[Stored records]
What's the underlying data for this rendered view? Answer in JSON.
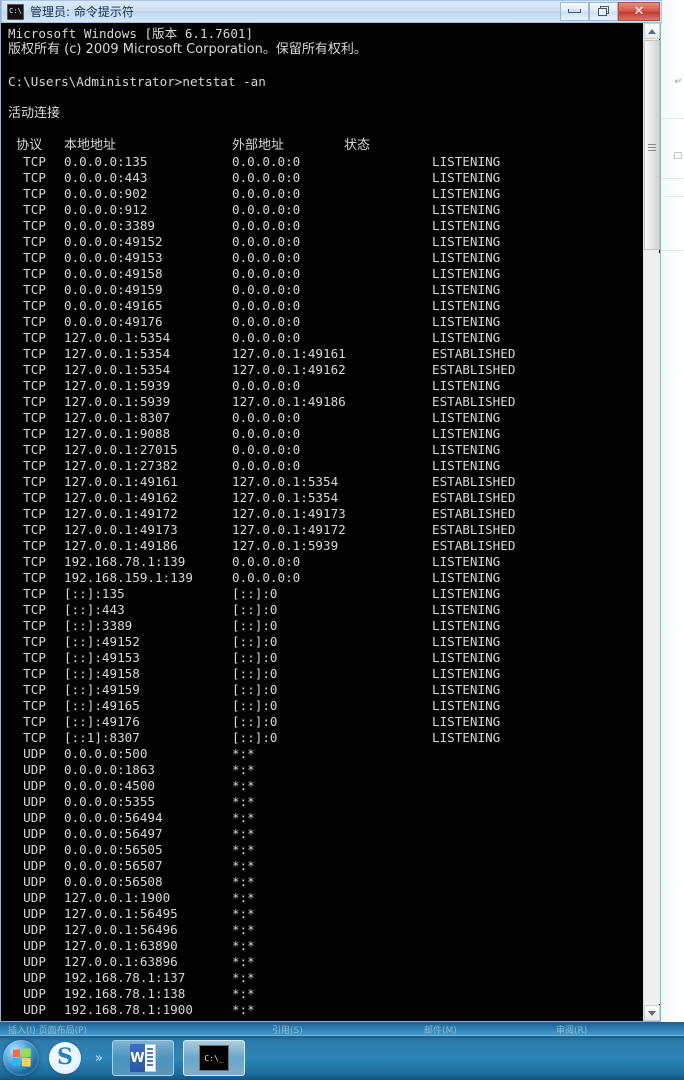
{
  "window": {
    "title": "管理员: 命令提示符",
    "icon": "cmd-icon",
    "icon_label": "C:\\",
    "buttons": {
      "minimize": "最小化",
      "restore": "还原",
      "close": "关闭"
    }
  },
  "console": {
    "banner": [
      "Microsoft Windows [版本 6.1.7601]",
      "版权所有 (c) 2009 Microsoft Corporation。保留所有权利。"
    ],
    "prompt": "C:\\Users\\Administrator>",
    "command": "netstat -an",
    "section_title": "活动连接",
    "headers": {
      "proto": "  协议",
      "local": "本地地址",
      "foreign": "外部地址",
      "state": "状态"
    },
    "rows": [
      {
        "proto": "TCP",
        "local": "0.0.0.0:135",
        "foreign": "0.0.0.0:0",
        "state": "LISTENING"
      },
      {
        "proto": "TCP",
        "local": "0.0.0.0:443",
        "foreign": "0.0.0.0:0",
        "state": "LISTENING"
      },
      {
        "proto": "TCP",
        "local": "0.0.0.0:902",
        "foreign": "0.0.0.0:0",
        "state": "LISTENING"
      },
      {
        "proto": "TCP",
        "local": "0.0.0.0:912",
        "foreign": "0.0.0.0:0",
        "state": "LISTENING"
      },
      {
        "proto": "TCP",
        "local": "0.0.0.0:3389",
        "foreign": "0.0.0.0:0",
        "state": "LISTENING"
      },
      {
        "proto": "TCP",
        "local": "0.0.0.0:49152",
        "foreign": "0.0.0.0:0",
        "state": "LISTENING"
      },
      {
        "proto": "TCP",
        "local": "0.0.0.0:49153",
        "foreign": "0.0.0.0:0",
        "state": "LISTENING"
      },
      {
        "proto": "TCP",
        "local": "0.0.0.0:49158",
        "foreign": "0.0.0.0:0",
        "state": "LISTENING"
      },
      {
        "proto": "TCP",
        "local": "0.0.0.0:49159",
        "foreign": "0.0.0.0:0",
        "state": "LISTENING"
      },
      {
        "proto": "TCP",
        "local": "0.0.0.0:49165",
        "foreign": "0.0.0.0:0",
        "state": "LISTENING"
      },
      {
        "proto": "TCP",
        "local": "0.0.0.0:49176",
        "foreign": "0.0.0.0:0",
        "state": "LISTENING"
      },
      {
        "proto": "TCP",
        "local": "127.0.0.1:5354",
        "foreign": "0.0.0.0:0",
        "state": "LISTENING"
      },
      {
        "proto": "TCP",
        "local": "127.0.0.1:5354",
        "foreign": "127.0.0.1:49161",
        "state": "ESTABLISHED"
      },
      {
        "proto": "TCP",
        "local": "127.0.0.1:5354",
        "foreign": "127.0.0.1:49162",
        "state": "ESTABLISHED"
      },
      {
        "proto": "TCP",
        "local": "127.0.0.1:5939",
        "foreign": "0.0.0.0:0",
        "state": "LISTENING"
      },
      {
        "proto": "TCP",
        "local": "127.0.0.1:5939",
        "foreign": "127.0.0.1:49186",
        "state": "ESTABLISHED"
      },
      {
        "proto": "TCP",
        "local": "127.0.0.1:8307",
        "foreign": "0.0.0.0:0",
        "state": "LISTENING"
      },
      {
        "proto": "TCP",
        "local": "127.0.0.1:9088",
        "foreign": "0.0.0.0:0",
        "state": "LISTENING"
      },
      {
        "proto": "TCP",
        "local": "127.0.0.1:27015",
        "foreign": "0.0.0.0:0",
        "state": "LISTENING"
      },
      {
        "proto": "TCP",
        "local": "127.0.0.1:27382",
        "foreign": "0.0.0.0:0",
        "state": "LISTENING"
      },
      {
        "proto": "TCP",
        "local": "127.0.0.1:49161",
        "foreign": "127.0.0.1:5354",
        "state": "ESTABLISHED"
      },
      {
        "proto": "TCP",
        "local": "127.0.0.1:49162",
        "foreign": "127.0.0.1:5354",
        "state": "ESTABLISHED"
      },
      {
        "proto": "TCP",
        "local": "127.0.0.1:49172",
        "foreign": "127.0.0.1:49173",
        "state": "ESTABLISHED"
      },
      {
        "proto": "TCP",
        "local": "127.0.0.1:49173",
        "foreign": "127.0.0.1:49172",
        "state": "ESTABLISHED"
      },
      {
        "proto": "TCP",
        "local": "127.0.0.1:49186",
        "foreign": "127.0.0.1:5939",
        "state": "ESTABLISHED"
      },
      {
        "proto": "TCP",
        "local": "192.168.78.1:139",
        "foreign": "0.0.0.0:0",
        "state": "LISTENING"
      },
      {
        "proto": "TCP",
        "local": "192.168.159.1:139",
        "foreign": "0.0.0.0:0",
        "state": "LISTENING"
      },
      {
        "proto": "TCP",
        "local": "[::]:135",
        "foreign": "[::]:0",
        "state": "LISTENING"
      },
      {
        "proto": "TCP",
        "local": "[::]:443",
        "foreign": "[::]:0",
        "state": "LISTENING"
      },
      {
        "proto": "TCP",
        "local": "[::]:3389",
        "foreign": "[::]:0",
        "state": "LISTENING"
      },
      {
        "proto": "TCP",
        "local": "[::]:49152",
        "foreign": "[::]:0",
        "state": "LISTENING"
      },
      {
        "proto": "TCP",
        "local": "[::]:49153",
        "foreign": "[::]:0",
        "state": "LISTENING"
      },
      {
        "proto": "TCP",
        "local": "[::]:49158",
        "foreign": "[::]:0",
        "state": "LISTENING"
      },
      {
        "proto": "TCP",
        "local": "[::]:49159",
        "foreign": "[::]:0",
        "state": "LISTENING"
      },
      {
        "proto": "TCP",
        "local": "[::]:49165",
        "foreign": "[::]:0",
        "state": "LISTENING"
      },
      {
        "proto": "TCP",
        "local": "[::]:49176",
        "foreign": "[::]:0",
        "state": "LISTENING"
      },
      {
        "proto": "TCP",
        "local": "[::1]:8307",
        "foreign": "[::]:0",
        "state": "LISTENING"
      },
      {
        "proto": "UDP",
        "local": "0.0.0.0:500",
        "foreign": "*:*",
        "state": ""
      },
      {
        "proto": "UDP",
        "local": "0.0.0.0:1863",
        "foreign": "*:*",
        "state": ""
      },
      {
        "proto": "UDP",
        "local": "0.0.0.0:4500",
        "foreign": "*:*",
        "state": ""
      },
      {
        "proto": "UDP",
        "local": "0.0.0.0:5355",
        "foreign": "*:*",
        "state": ""
      },
      {
        "proto": "UDP",
        "local": "0.0.0.0:56494",
        "foreign": "*:*",
        "state": ""
      },
      {
        "proto": "UDP",
        "local": "0.0.0.0:56497",
        "foreign": "*:*",
        "state": ""
      },
      {
        "proto": "UDP",
        "local": "0.0.0.0:56505",
        "foreign": "*:*",
        "state": ""
      },
      {
        "proto": "UDP",
        "local": "0.0.0.0:56507",
        "foreign": "*:*",
        "state": ""
      },
      {
        "proto": "UDP",
        "local": "0.0.0.0:56508",
        "foreign": "*:*",
        "state": ""
      },
      {
        "proto": "UDP",
        "local": "127.0.0.1:1900",
        "foreign": "*:*",
        "state": ""
      },
      {
        "proto": "UDP",
        "local": "127.0.0.1:56495",
        "foreign": "*:*",
        "state": ""
      },
      {
        "proto": "UDP",
        "local": "127.0.0.1:56496",
        "foreign": "*:*",
        "state": ""
      },
      {
        "proto": "UDP",
        "local": "127.0.0.1:63890",
        "foreign": "*:*",
        "state": ""
      },
      {
        "proto": "UDP",
        "local": "127.0.0.1:63896",
        "foreign": "*:*",
        "state": ""
      },
      {
        "proto": "UDP",
        "local": "192.168.78.1:137",
        "foreign": "*:*",
        "state": ""
      },
      {
        "proto": "UDP",
        "local": "192.168.78.1:138",
        "foreign": "*:*",
        "state": ""
      },
      {
        "proto": "UDP",
        "local": "192.168.78.1:1900",
        "foreign": "*:*",
        "state": ""
      }
    ]
  },
  "scrollbar": {
    "up_arrow": "▲",
    "down_arrow": "▼"
  },
  "taskbar": {
    "start": "开始",
    "ime": "S",
    "overflow": "»",
    "items": [
      {
        "name": "word",
        "label": "W"
      },
      {
        "name": "command-prompt",
        "label": "C:\\_"
      }
    ]
  },
  "colors": {
    "console_bg": "#000000",
    "console_fg": "#d8d8d8",
    "titlebar": "#cfe0f3",
    "close_button": "#c13b30",
    "taskbar": "#2f86b8"
  }
}
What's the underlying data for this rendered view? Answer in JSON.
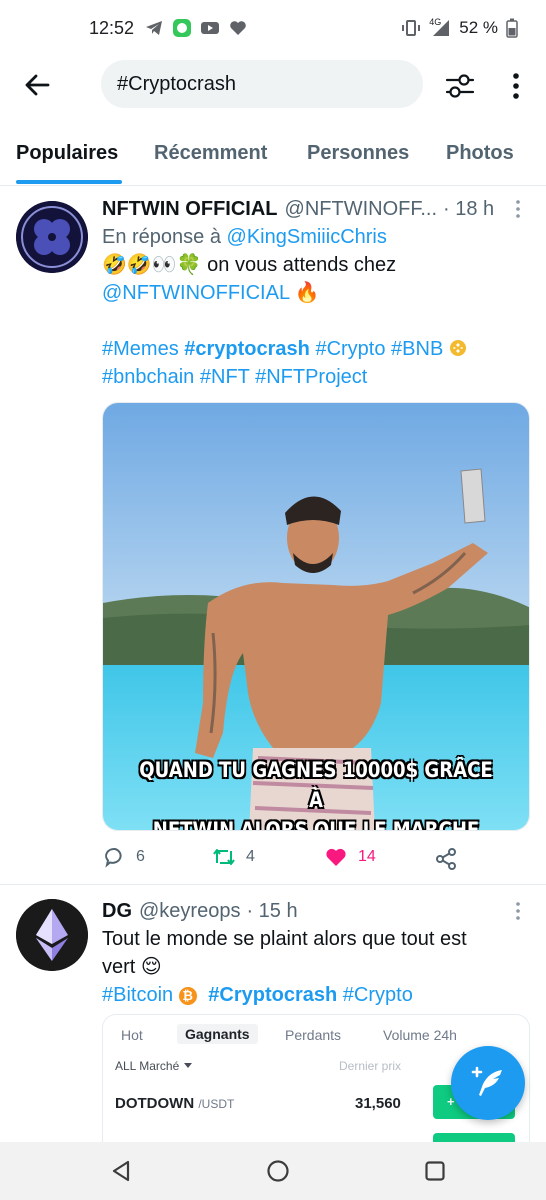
{
  "status_bar": {
    "time": "12:52",
    "battery": "52 %",
    "network": "4G",
    "left_icons": [
      "telegram-icon",
      "messenger-icon",
      "youtube-icon",
      "heart-icon"
    ]
  },
  "search": {
    "query": "#Cryptocrash"
  },
  "tabs": [
    {
      "label": "Populaires",
      "active": true
    },
    {
      "label": "Récemment",
      "active": false
    },
    {
      "label": "Personnes",
      "active": false
    },
    {
      "label": "Photos",
      "active": false
    }
  ],
  "tweets": [
    {
      "name": "NFTWIN OFFICIAL",
      "handle": "@NFTWINOFF...",
      "time": "· 18 h",
      "reply_prefix": "En réponse à ",
      "reply_to": "@KingSmiiicChris",
      "text_emoji": "🤣🤣👀🍀",
      "text_1": " on vous attends chez",
      "mention": "@NFTWINOFFICIAL",
      "text_emoji_2": " 🔥",
      "hashtags_line1": [
        "#Memes",
        "#cryptocrash",
        "#Crypto",
        "#BNB"
      ],
      "hashtags_line2": [
        "#bnbchain",
        "#NFT",
        "#NFTProject"
      ],
      "media_caption_1": "QUAND TU GAGNES 10000$ GRÂCE À",
      "media_caption_2": "NFTWIN ALORS QUE LE MARCHE SAIGNE",
      "replies": "6",
      "retweets": "4",
      "likes": "14",
      "liked": true
    },
    {
      "name": "DG",
      "handle": "@keyreops",
      "time": "· 15 h",
      "text_1": "Tout le monde se plaint alors que tout est",
      "text_2": "vert 😌",
      "hashtag_bitcoin": "#Bitcoin",
      "bitcoin_symbol": "₿",
      "hashtag_cryptocrash": "#Cryptocrash",
      "hashtag_crypto": "#Crypto"
    }
  ],
  "market_card": {
    "tabs": [
      "Hot",
      "Gagnants",
      "Perdants",
      "Volume 24h"
    ],
    "selected_tab": "Gagnants",
    "filter": "ALL Marché",
    "price_header": "Dernier prix",
    "pair": "DOTDOWN",
    "quote": "/USDT",
    "price": "31,560",
    "change_prefix": "+"
  },
  "colors": {
    "accent": "#1d9bf0",
    "like": "#f91880",
    "retweet": "#00ba7c",
    "buy_green": "#0ecb81"
  }
}
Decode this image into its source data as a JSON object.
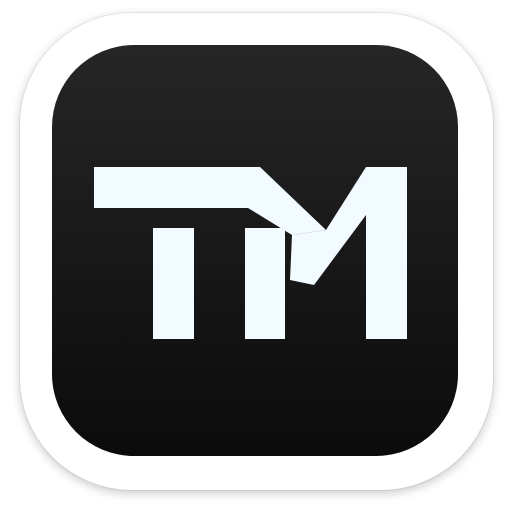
{
  "app_icon": {
    "logo_text": "TM",
    "colors": {
      "outer_plate": "#ffffff",
      "tile_top": "#262626",
      "tile_bottom": "#0b0b0b",
      "glyph": "#f2fbff"
    }
  }
}
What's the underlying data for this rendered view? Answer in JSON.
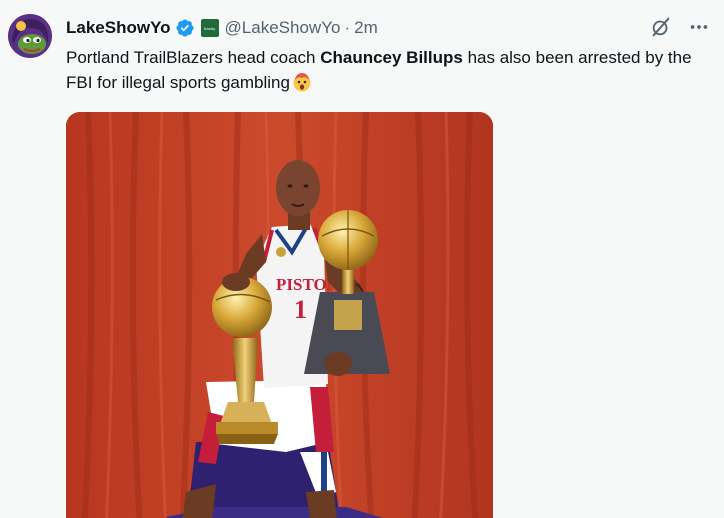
{
  "tweet": {
    "display_name": "LakeShowYo",
    "affiliate_badge_text": "Kandy",
    "handle": "@LakeShowYo",
    "separator": "·",
    "timestamp": "2m",
    "text_before": "Portland TrailBlazers head coach ",
    "text_bold": "Chauncey Billups",
    "text_after": " has also been arrested by the FBI for illegal sports gambling",
    "emoji": "exploding-head-emoji"
  },
  "media": {
    "jersey_word": "PISTONS",
    "jersey_number": "1"
  },
  "icons": {
    "verified": "verified-badge-icon",
    "grok": "grok-icon",
    "more": "more-options-icon"
  },
  "colors": {
    "verified_blue": "#1d9bf0",
    "text_primary": "#0f1419",
    "text_secondary": "#536471",
    "background": "#f7f9f9",
    "curtain_red": "#c23f2a"
  }
}
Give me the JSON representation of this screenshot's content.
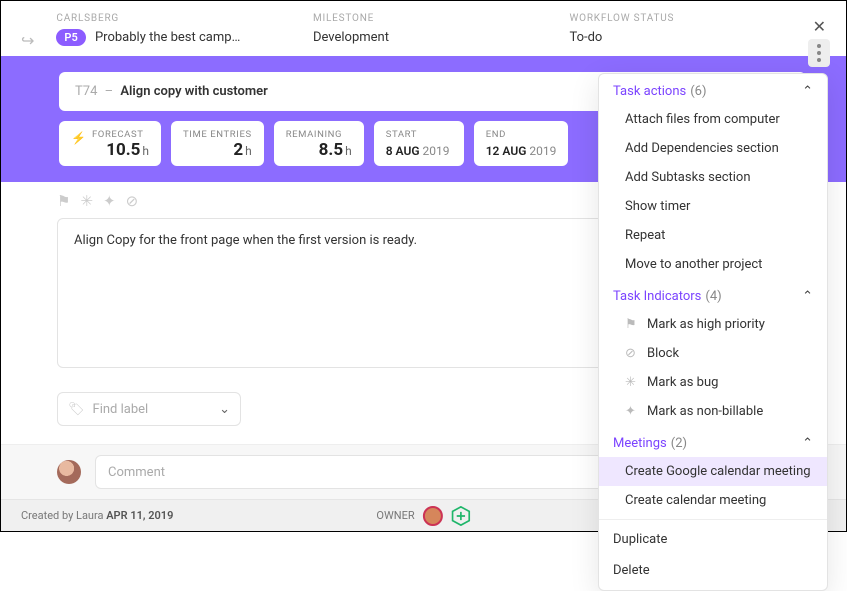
{
  "header": {
    "project_label": "CARLSBERG",
    "priority_badge": "P5",
    "campaign_title": "Probably the best camp…",
    "milestone_label": "MILESTONE",
    "milestone_value": "Development",
    "workflow_label": "WORKFLOW STATUS",
    "workflow_value": "To-do"
  },
  "task": {
    "id": "T74",
    "sep": "–",
    "title": "Align copy with customer"
  },
  "stats": {
    "forecast_label": "FORECAST",
    "forecast_value": "10.5",
    "forecast_unit": "h",
    "entries_label": "TIME ENTRIES",
    "entries_value": "2",
    "entries_unit": "h",
    "remaining_label": "REMAINING",
    "remaining_value": "8.5",
    "remaining_unit": "h",
    "start_label": "START",
    "start_day": "8",
    "start_month": "AUG",
    "start_year": "2019",
    "end_label": "END",
    "end_day": "12",
    "end_month": "AUG",
    "end_year": "2019"
  },
  "description": "Align Copy for the front page when the first version is ready.",
  "find_label_placeholder": "Find label",
  "comment_placeholder": "Comment",
  "footer": {
    "created_prefix": "Created by Laura",
    "created_date": "APR 11, 2019",
    "owner_label": "OWNER"
  },
  "menu": {
    "task_actions": {
      "title": "Task actions",
      "count": "(6)"
    },
    "actions": {
      "attach": "Attach files from computer",
      "deps": "Add Dependencies section",
      "subtasks": "Add Subtasks section",
      "timer": "Show timer",
      "repeat": "Repeat",
      "move": "Move to another project"
    },
    "indicators_head": {
      "title": "Task Indicators",
      "count": "(4)"
    },
    "indicators": {
      "priority": "Mark as high priority",
      "block": "Block",
      "bug": "Mark as bug",
      "nonbill": "Mark as non-billable"
    },
    "meetings_head": {
      "title": "Meetings",
      "count": "(2)"
    },
    "meetings": {
      "google": "Create Google calendar meeting",
      "plain": "Create calendar meeting"
    },
    "footer": {
      "duplicate": "Duplicate",
      "delete": "Delete"
    }
  }
}
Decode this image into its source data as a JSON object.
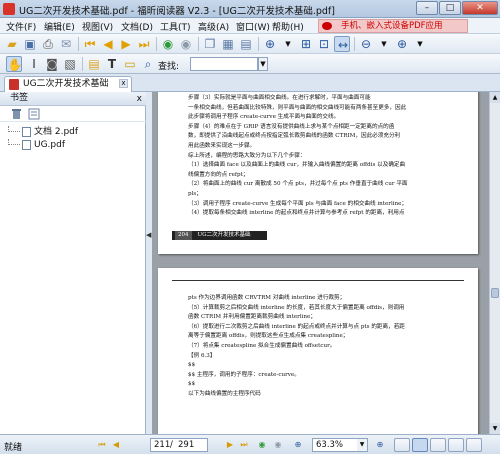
{
  "window": {
    "title": "UG二次开发技术基础.pdf - 福昕阅读器 V2.3 - [UG二次开发技术基础.pdf]",
    "minimize": "–",
    "maximize": "□",
    "close": "✕"
  },
  "menu": {
    "items": [
      "文件(F)",
      "编辑(E)",
      "视图(V)",
      "文档(D)",
      "工具(T)",
      "高级(A)",
      "窗口(W)",
      "帮助(H)"
    ],
    "ad_text": "手机、嵌入式设备PDF应用"
  },
  "toolbar": {
    "find_label": "查找:",
    "find_value": ""
  },
  "tab": {
    "label": "UG二次开发技术基础",
    "close": "x"
  },
  "sidebar": {
    "title": "书签",
    "close": "x",
    "items": [
      "文档 2.pdf",
      "UG.pdf"
    ]
  },
  "page1": {
    "lines": [
      "步骤（3）实际就是平面与曲面相交曲线。在进行求解时，平面与曲面可能",
      "一条相交曲线，但若曲面比较特殊，则平面与曲面的相交曲线可能有两条甚至更多，因此",
      "此步骤将调用子程序 create-curve 生成平面与曲面的交线。",
      "步骤（4）的难点在于 GRIP 语言没有提供曲线上求与某个点相距一定距离的点的函",
      "数，即提供了沿曲线起点或终点按指定弧长裁剪曲线的函数 CTRIM，因此必须充分利",
      "用此函数来实现这一步骤。",
      "综上所述，编程的思路大致分为以下几个步骤：",
      "（1）选择曲面 face 以及曲面上的曲线 cur，并输入曲线偏置的距离 offdis 以及确定曲",
      "线偏置方向的点 refpt；",
      "（2）将曲面上的曲线 cur 离散成 50 个点 pts，并过每个点 pts 作垂直于曲线 cur 平面",
      "pls；",
      "（3）调用子程序 create-curve 生成每个平面 pls 与曲面 face 的相交曲线 interline；",
      "（4）提取每条相交曲线 interline 的起点和终点并计算与参考点 refpt 的距离，利用点"
    ],
    "footer_num": "204",
    "footer_title": "UG二次开发技术基础"
  },
  "page2": {
    "lines": [
      "pts 作为边界调用函数 CRVTRM 对曲线 interline 进行裁剪；",
      "（5）计算裁剪之后相交曲线 interline 的长度，若其长度大于偏置距离 offdis，则调用",
      "函数 CTRIM 并利用偏置距离裁剪曲线 interline；",
      "（6）提取进行二次裁剪之后曲线 interline 的起点或终点并计算与点 pts 的距离，若距",
      "离等于偏置距离 offdis，则提取这些点生成点集 createspline；",
      "（7）将点集 createspline 拟合生成偏置曲线 offsetcur。",
      "【例 6.3】",
      "$$",
      "$$      主程序，调用的子程序：create-curve。",
      "$$",
      "",
      "以下为曲线偏置的主程序代码"
    ]
  },
  "status": {
    "text": "就绪",
    "current_page": "211",
    "slash": "/",
    "total_pages": "291",
    "zoom": "63.3%"
  }
}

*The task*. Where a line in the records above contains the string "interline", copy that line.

*Response to this exercise*.
      "（3）调用子程序 create-curve 生成每个平面 pls 与曲面 face 的相交曲线 interline；",
      "（4）提取每条相交曲线 interline 的起点和终点并计算与参考点 refpt 的距离，利用点"
      "pts 作为边界调用函数 CRVTRM 对曲线 interline 进行裁剪；",
      "（5）计算裁剪之后相交曲线 interline 的长度，若其长度大于偏置距离 offdis，则调用",
      "函数 CTRIM 并利用偏置距离裁剪曲线 interline；",
      "（6）提取进行二次裁剪之后曲线 interline 的起点或终点并计算与点 pts 的距离，若距",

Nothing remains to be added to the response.